The original Christmas story is the birth of Jesus Christ in Nazareth. It is, literally, the story of a birth, the birth of a new hope. Two thousand years later the Christmas message has turned into mainstream fictional entertainment, much of the Christian teaching has been subsumed by cross-genre plots like the comedy, the romcom, the buddy story, and stories about reversals of fate and fortune. They are warnings about loss (the loss of kindness, of generosity, and of humanity), and celebrations of the Christmas spirit through a redemptive ending (celebrations of newfound generosity, the rediscovery of acts of sharing and kindness, compassion, forgiveness, overcoming pride, being more honest with oneself, and generally learning to be a better person). These are ‘feel good’ stories with a moral heart.
While it wasn’t the first Christmas story, Charles Dicken’s A Christmas Carol (1843) has become the best known Christmas tale. Fittingly, it’s a cross-genre story that merges the ghost story with a morality-based redemptive ending. The Christmas setting gives the story a contrast between the coldness of winter against the warmth of human goodness. When three ghosts visit Ebenezer Scrooge, showing him his callous selfishness, he realises that he must change his ways. His new behaviour also transforms the lives of those around him. It makes his life more meaningful and happier. The tale has been retold in countless theatrical productions, radio plays, and films: from Scrooge, or, Marley’s Ghost (1901) to Scrooged (1988), The Muppet Christmas Carol (1992), and A Christmas Carol (2009) .
In It’s Wonderful Life suicidal George Bailey is forced to rethink his life when an angel takes him around his town, showing him a world where he never existed. The plot device has similarities to A Christmas Carol except the protagonists moral position is reversed: he is a good man who isn’t aware of his own goodness, or how his goodness has made the world a better place.
Mainstream Christmas films often feature a central character who has fallen into cynicism or materialism and must be reminded about the Christmas message. This may involve some Christmas ‘magic’, an intervention by Santa Claus or one of his helpers, or a Good Samaritan type of character.
In romcom versions of the Christmas story (especially made for television films) two characters are mutually attracted to one another, but one (or both) of them stubbornly refuses to contemplate getting into a relationship.
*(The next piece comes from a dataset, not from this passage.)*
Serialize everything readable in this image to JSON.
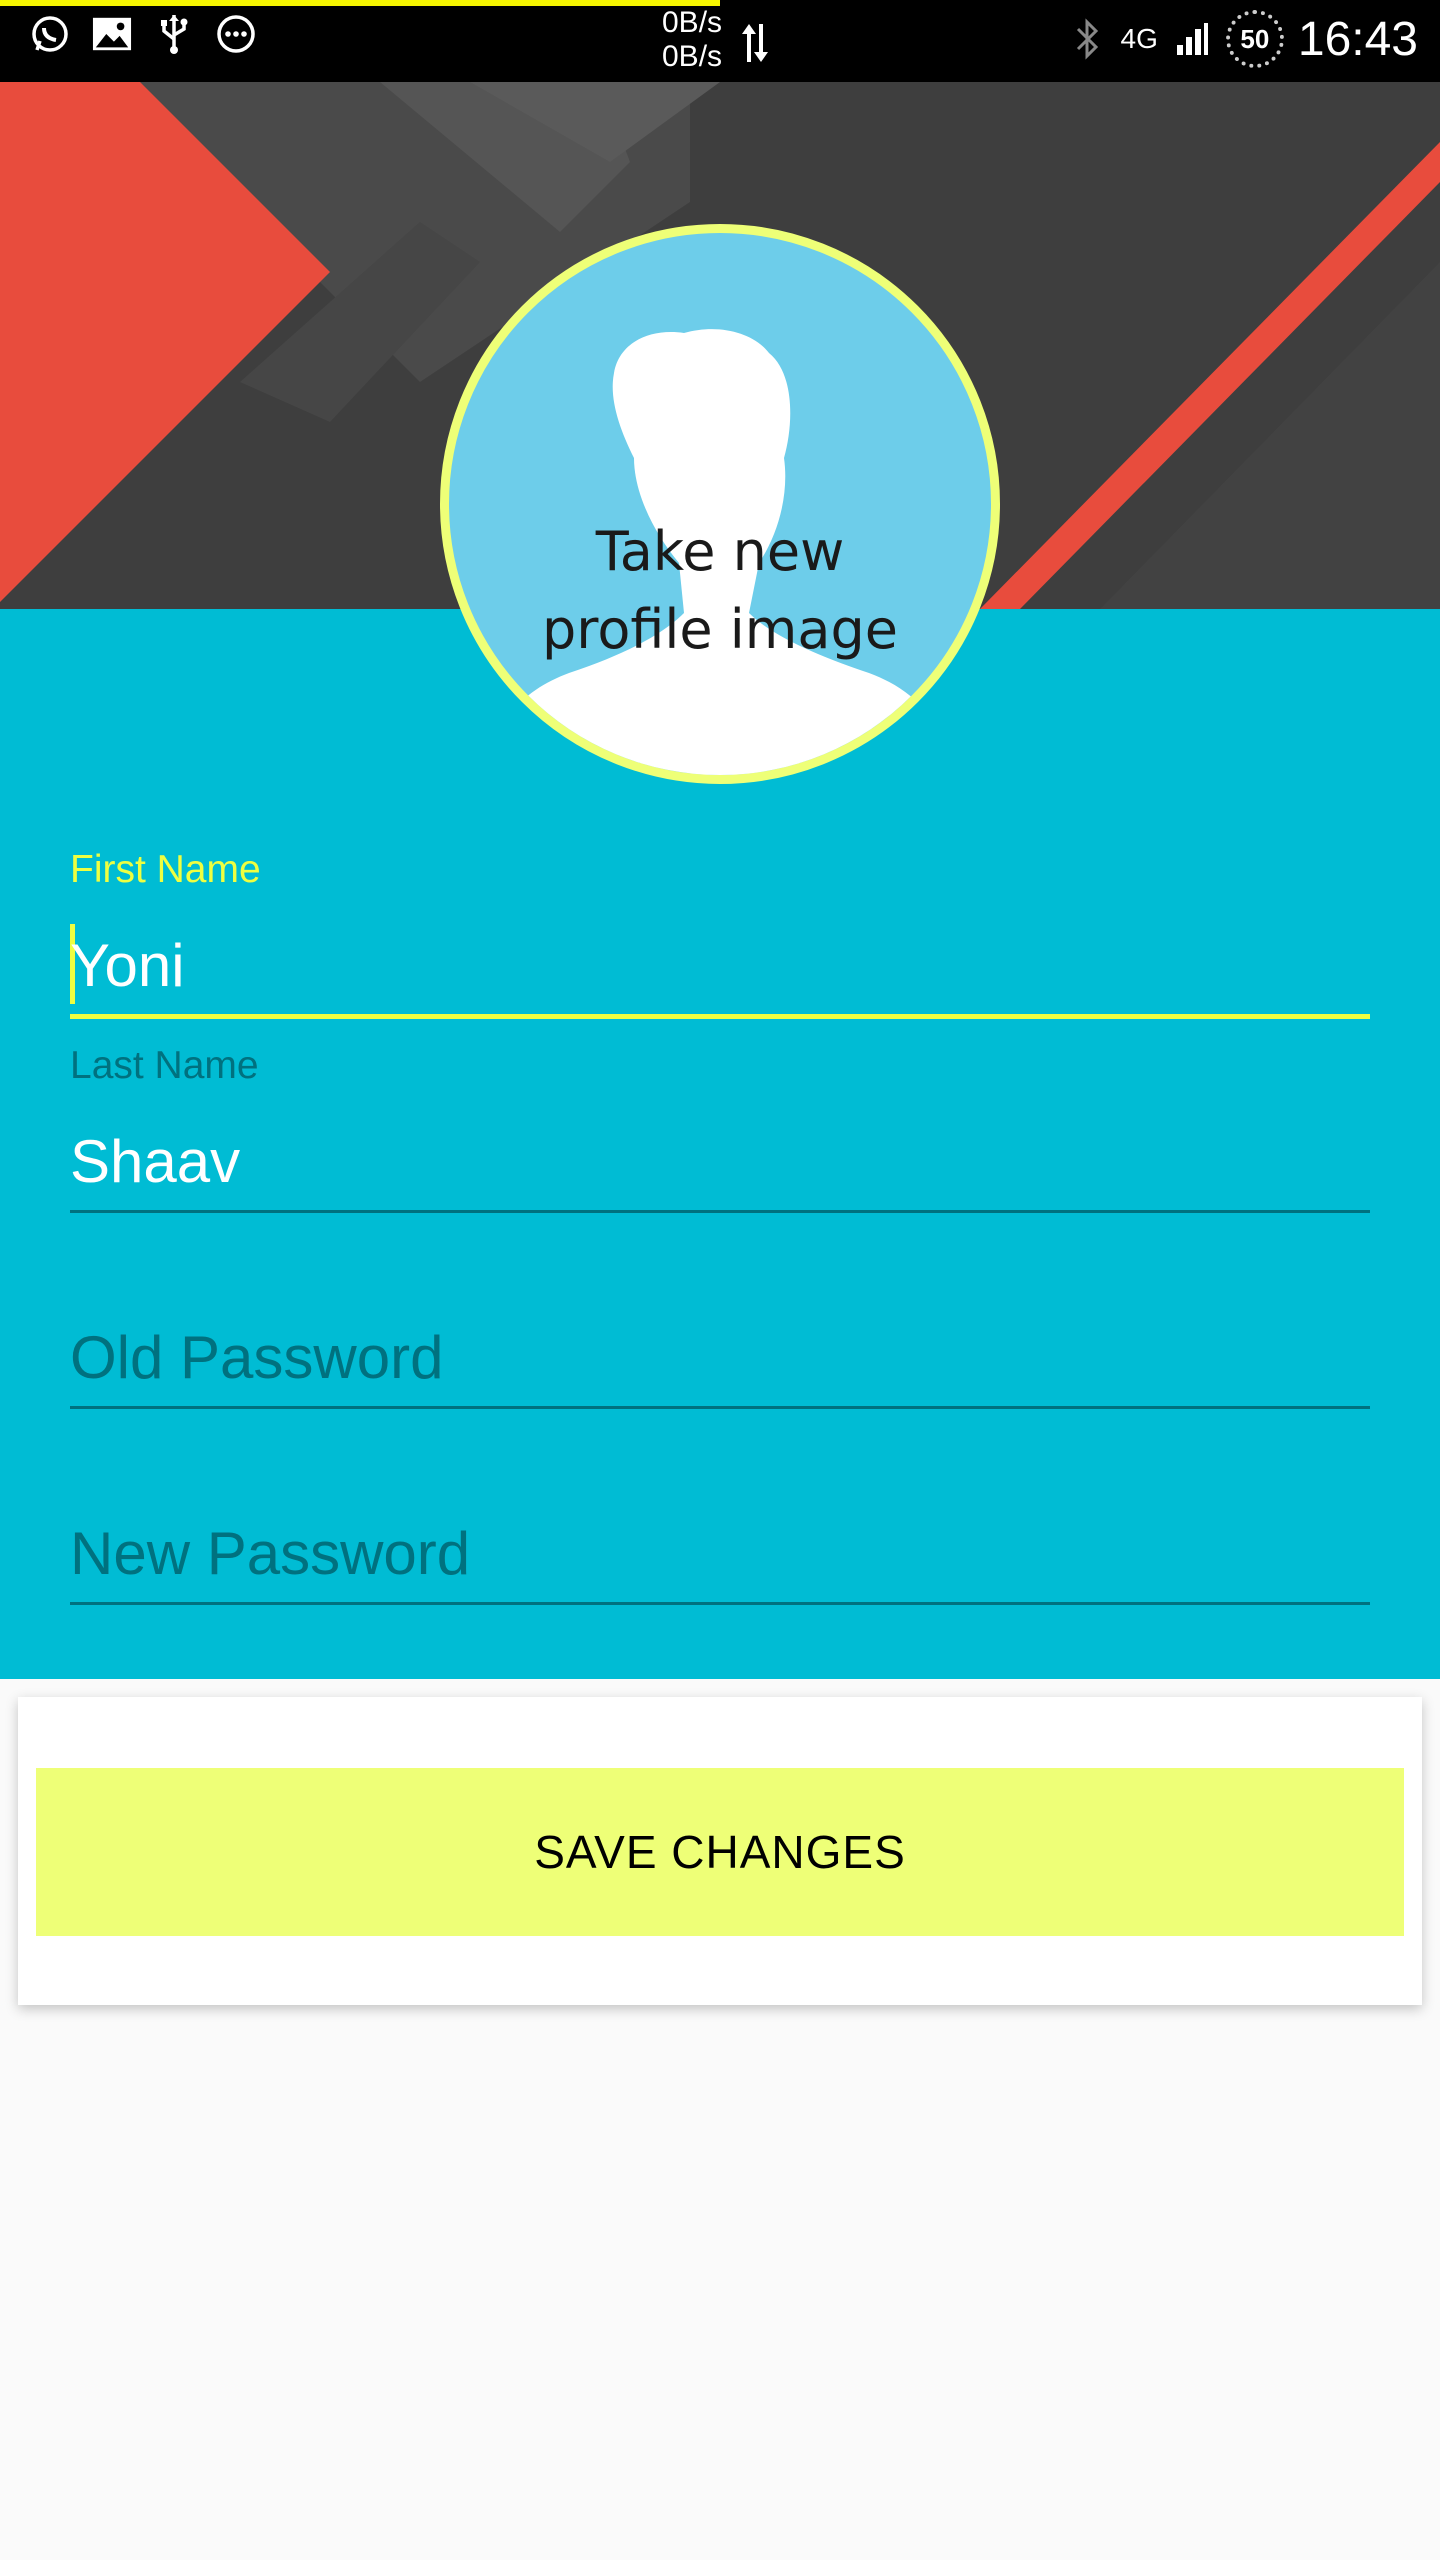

They must be reminded about the importance of giving love a chance, taking a risk, seeing beyond their career — and learning to embrace their family and friends.
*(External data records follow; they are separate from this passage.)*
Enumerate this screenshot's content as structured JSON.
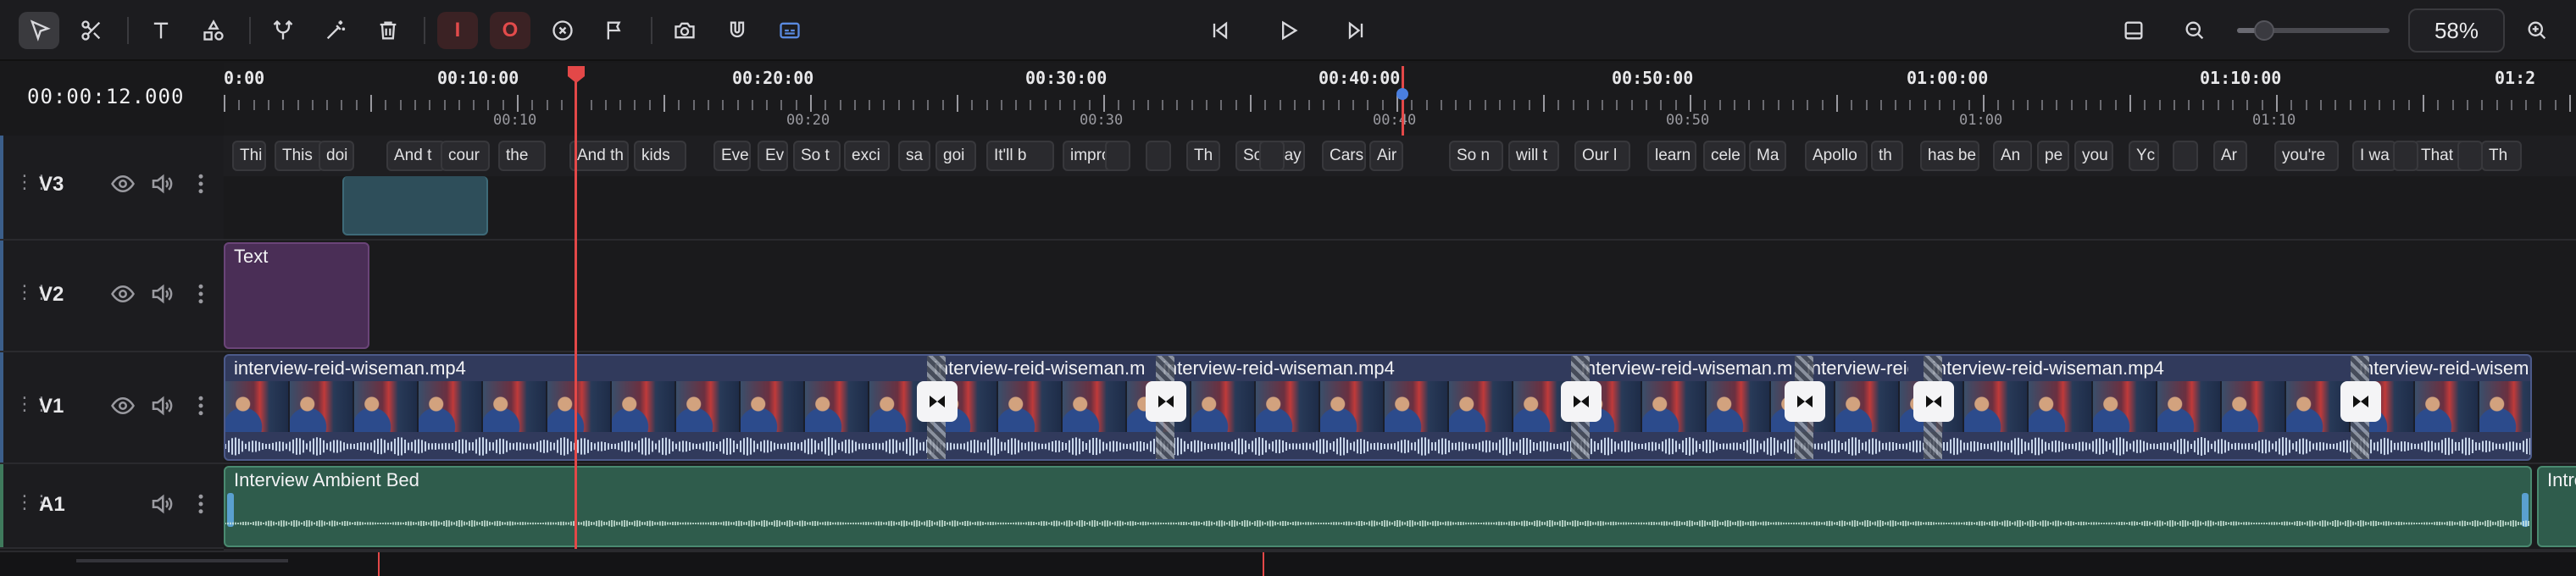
{
  "toolbar": {
    "tools": [
      "select-tool",
      "razor-tool",
      "text-tool",
      "shapes-tool",
      "split-tool",
      "magic-tool",
      "delete-tool"
    ],
    "mark_in_label": "I",
    "mark_out_label": "O",
    "zoom_level": "58%",
    "zoom_fraction": 0.18
  },
  "timecode": "00:00:12.000",
  "ruler": {
    "major": [
      "0:00",
      "00:10:00",
      "00:20:00",
      "00:30:00",
      "00:40:00",
      "00:50:00",
      "01:00:00",
      "01:10:00",
      "01:2"
    ],
    "minor": [
      "00:10",
      "00:20",
      "00:30",
      "00:40",
      "00:50",
      "01:00",
      "01:10"
    ]
  },
  "tracks": {
    "v3": {
      "name": "V3"
    },
    "v2": {
      "name": "V2",
      "clip_label": "Text"
    },
    "v1": {
      "name": "V1"
    },
    "a1": {
      "name": "A1",
      "clip_label": "Interview Ambient Bed",
      "next_clip_label": "Intro"
    }
  },
  "captions": [
    "Thi",
    "This",
    "doi",
    "And t",
    "cour",
    "the",
    "And th",
    "kids",
    "Eve",
    "Ev",
    "So t",
    "exci",
    "sa",
    "goi",
    "It'll b",
    "improv",
    "Th",
    "So I say",
    "Cars",
    "Air",
    "So n",
    "will t",
    "Our l",
    "learn",
    "cele",
    "Ma",
    "Apollo",
    "th",
    "has be",
    "An",
    "pe",
    "you",
    "Yc",
    "Ar",
    "you're",
    "I wa",
    "That",
    "Th"
  ],
  "v1_clips": [
    "interview-reid-wiseman.mp4",
    "interview-reid-wiseman.mp4",
    "interview-reid-wiseman.mp4",
    "interview-reid-wiseman.mp4",
    "interview-reid-wiseman.mp4",
    "interview-reid-wiseman.mp4",
    "interview-reid-wiseman.mp4"
  ]
}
The importance of family is a recurring theme in the Christmas story. In National Lampoons Christmas Vacation(1989), Clark Griswold does everything he can to provide a traditional Christmas for his family, just like the ones he enjoyed as a boy, and to protect his family from the harsh realities of the world. In Jingle All the Way (1996) another father, Howard Langston, realises that his workaholic lifestyle has alienated him from his wife and son. He attempts to compensate for his lack of attention by obtaining the last Turbo-Man action figure for his son. His quest results in self-discovery and redemption. What his son really needs is a father who spends more time with his child.
Sometimes a magical being is the catalyst for change, an elf, or a snowman. In The Snowman (1982), a living snowman takes a boy on a fantastic journey to the North Pole. And in Jack Frost (1998) a deceased father revisits the world of the living, and his son, by taking on the form of a snowman. In Miracle on 34th Street (1947), and Bad Santa (2003) two unlikely Characters are mistaken for the real Santa Claus, and (even if they are or not) other peoples’ faith in them has a transformative effect on their predicament, and their belief in themselves.
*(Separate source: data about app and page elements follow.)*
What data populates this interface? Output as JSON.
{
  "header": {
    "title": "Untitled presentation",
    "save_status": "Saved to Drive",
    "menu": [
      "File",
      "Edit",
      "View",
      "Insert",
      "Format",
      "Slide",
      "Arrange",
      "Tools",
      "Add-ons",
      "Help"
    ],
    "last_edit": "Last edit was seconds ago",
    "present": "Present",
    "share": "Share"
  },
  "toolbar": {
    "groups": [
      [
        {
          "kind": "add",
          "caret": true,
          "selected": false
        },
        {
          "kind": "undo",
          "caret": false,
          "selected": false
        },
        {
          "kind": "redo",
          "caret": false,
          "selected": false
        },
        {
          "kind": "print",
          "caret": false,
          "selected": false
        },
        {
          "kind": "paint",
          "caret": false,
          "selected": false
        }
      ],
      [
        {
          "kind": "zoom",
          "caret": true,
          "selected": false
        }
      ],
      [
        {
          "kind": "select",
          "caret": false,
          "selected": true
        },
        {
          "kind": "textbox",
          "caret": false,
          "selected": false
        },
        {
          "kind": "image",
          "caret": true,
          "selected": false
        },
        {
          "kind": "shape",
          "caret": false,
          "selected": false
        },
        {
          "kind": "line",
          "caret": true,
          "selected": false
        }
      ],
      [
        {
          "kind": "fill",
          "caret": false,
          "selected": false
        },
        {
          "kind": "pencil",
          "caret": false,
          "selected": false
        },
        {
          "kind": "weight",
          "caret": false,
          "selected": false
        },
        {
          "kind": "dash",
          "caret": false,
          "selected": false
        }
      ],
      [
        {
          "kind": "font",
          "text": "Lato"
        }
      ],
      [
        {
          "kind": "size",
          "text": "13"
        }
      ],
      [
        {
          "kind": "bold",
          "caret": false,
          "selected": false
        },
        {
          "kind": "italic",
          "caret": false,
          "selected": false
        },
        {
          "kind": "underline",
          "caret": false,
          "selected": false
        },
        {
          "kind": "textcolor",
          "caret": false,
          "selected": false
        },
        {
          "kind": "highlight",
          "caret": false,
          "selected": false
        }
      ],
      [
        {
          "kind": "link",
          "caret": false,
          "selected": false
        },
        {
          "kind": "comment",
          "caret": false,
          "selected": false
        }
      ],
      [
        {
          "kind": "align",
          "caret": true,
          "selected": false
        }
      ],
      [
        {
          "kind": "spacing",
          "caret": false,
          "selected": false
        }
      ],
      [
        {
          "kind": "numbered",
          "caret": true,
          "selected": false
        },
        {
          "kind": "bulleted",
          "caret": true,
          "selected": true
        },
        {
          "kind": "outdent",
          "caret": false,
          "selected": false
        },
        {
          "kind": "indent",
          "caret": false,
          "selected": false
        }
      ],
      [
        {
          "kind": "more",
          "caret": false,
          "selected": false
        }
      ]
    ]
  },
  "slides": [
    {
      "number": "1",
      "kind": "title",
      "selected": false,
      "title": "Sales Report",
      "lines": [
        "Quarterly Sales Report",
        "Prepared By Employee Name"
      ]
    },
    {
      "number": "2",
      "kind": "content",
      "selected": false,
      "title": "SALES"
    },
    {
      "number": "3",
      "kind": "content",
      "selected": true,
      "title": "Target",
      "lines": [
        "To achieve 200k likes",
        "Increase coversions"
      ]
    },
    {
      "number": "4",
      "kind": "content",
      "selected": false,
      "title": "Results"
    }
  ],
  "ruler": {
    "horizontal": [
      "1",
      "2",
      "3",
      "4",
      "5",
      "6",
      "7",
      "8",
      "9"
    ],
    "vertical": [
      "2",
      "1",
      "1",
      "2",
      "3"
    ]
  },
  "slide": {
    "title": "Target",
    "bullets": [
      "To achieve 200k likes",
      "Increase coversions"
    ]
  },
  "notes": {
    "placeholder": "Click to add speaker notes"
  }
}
In the buddy story Deck the Halls (2006) two neighbourhood enemies who loathe one another discover each others’ finer qualities. After a heated battle of wits they find forgiveness and friendship.
The Christmas story is a ‘feel good’ story, full of hope. It’s a place where decency and humanity triumphs. Part of its appeal is that are no ‘win/lose scenarios’, because there are no losers — only winners.